Perhaps the most interesting facet of the writing of Iggulden's Wars of the Roses historical fiction series is how, while the POV character switches frequently within each book, each novel seems to focus on a different character for its primary storyline, the character with whom the reader is meant to sympathize. In the first book, it was Margaret of Anjou. In the second book, it transitioned to York, particularly King Edward. With the third book, the series began to transition its focus to Earl Warwick, Richard Neville.
As I was reading this book, I was wrestling with a confusion that had nothing to do with its contents, and which I should seek to clarify. This book, sold in the US as Margaret of Anjou, is the same book as Trinity, the title under which it is sold in the UK. And now that we have that exceedingly minor point of confusion cleared up, we can get on with the rest of the review.
What is the modern fantasy genre may arguably be said to have been derived from historical fiction. After all, much of classical fantasy was derived from the myths and legends of times gone by, and for a long time (arguably to this day), fantasy was significantly stuck in twelfth century Europe. The genre has since expanded far beyond those historical beginnings, with subgenres like alternative world fantasy that are set in completely different universes, with their own laws of physics, and with characters that sometimes aren't human at all. However, given that heritage, it perhaps should not be terribly surprising that a historical fiction novel about the Wars of the Roses would read more like fantasy than anything else.

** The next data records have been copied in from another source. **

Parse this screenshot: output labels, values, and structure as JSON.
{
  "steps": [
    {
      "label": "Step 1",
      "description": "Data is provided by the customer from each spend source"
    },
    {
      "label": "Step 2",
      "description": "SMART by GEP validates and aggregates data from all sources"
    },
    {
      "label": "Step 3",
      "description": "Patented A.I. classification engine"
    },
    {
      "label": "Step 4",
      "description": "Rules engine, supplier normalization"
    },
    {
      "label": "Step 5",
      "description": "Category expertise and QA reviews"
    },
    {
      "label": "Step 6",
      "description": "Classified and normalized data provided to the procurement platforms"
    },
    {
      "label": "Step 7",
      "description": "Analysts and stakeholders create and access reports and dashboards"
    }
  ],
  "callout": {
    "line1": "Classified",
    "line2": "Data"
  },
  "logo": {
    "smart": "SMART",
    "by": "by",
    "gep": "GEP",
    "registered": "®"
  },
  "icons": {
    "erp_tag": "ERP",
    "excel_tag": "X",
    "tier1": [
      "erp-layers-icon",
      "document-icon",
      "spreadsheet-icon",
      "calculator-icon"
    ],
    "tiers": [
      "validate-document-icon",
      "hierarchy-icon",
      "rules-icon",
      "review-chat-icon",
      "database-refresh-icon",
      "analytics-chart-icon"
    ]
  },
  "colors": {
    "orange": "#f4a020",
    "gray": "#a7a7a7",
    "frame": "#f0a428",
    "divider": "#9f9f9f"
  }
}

Science fiction seems to have faded. At least, when I go to a library, or a bookstore, or more likely browse the Amazon Kindle library, I find a lot more good, really original fantasy being put out by new names and in modern times than I do science fiction. I can’t claim to know why this might be, but I do know that it hasn’t always been this way; my dad has often said that when he was younger it was the opposite, with fantasy in a kind of rut, and science fiction the blossoming flower. This present situation is perhaps why I find that I read today much for fantasy than I do science fiction, which is really shame, since every time that I pick up one of these older science fiction novels I invariably enjoy it.
I feel a little bad knocking this book down to three stars, because it's not entirely this book's fault. I set out a few weeks ago to teach myself to program in Python. I have some loose programming experience, but it often comes up as something I feel would make my job significantly easier, and simply as a valuable tool to add to my toolkit. Since I have long taught myself different subjects by finding books about them (see: theoretical astrophysics in seventh grade), my first stop was to see what relatively inexpensive Kindle books were out there that I could download and read to learn how to code in Python.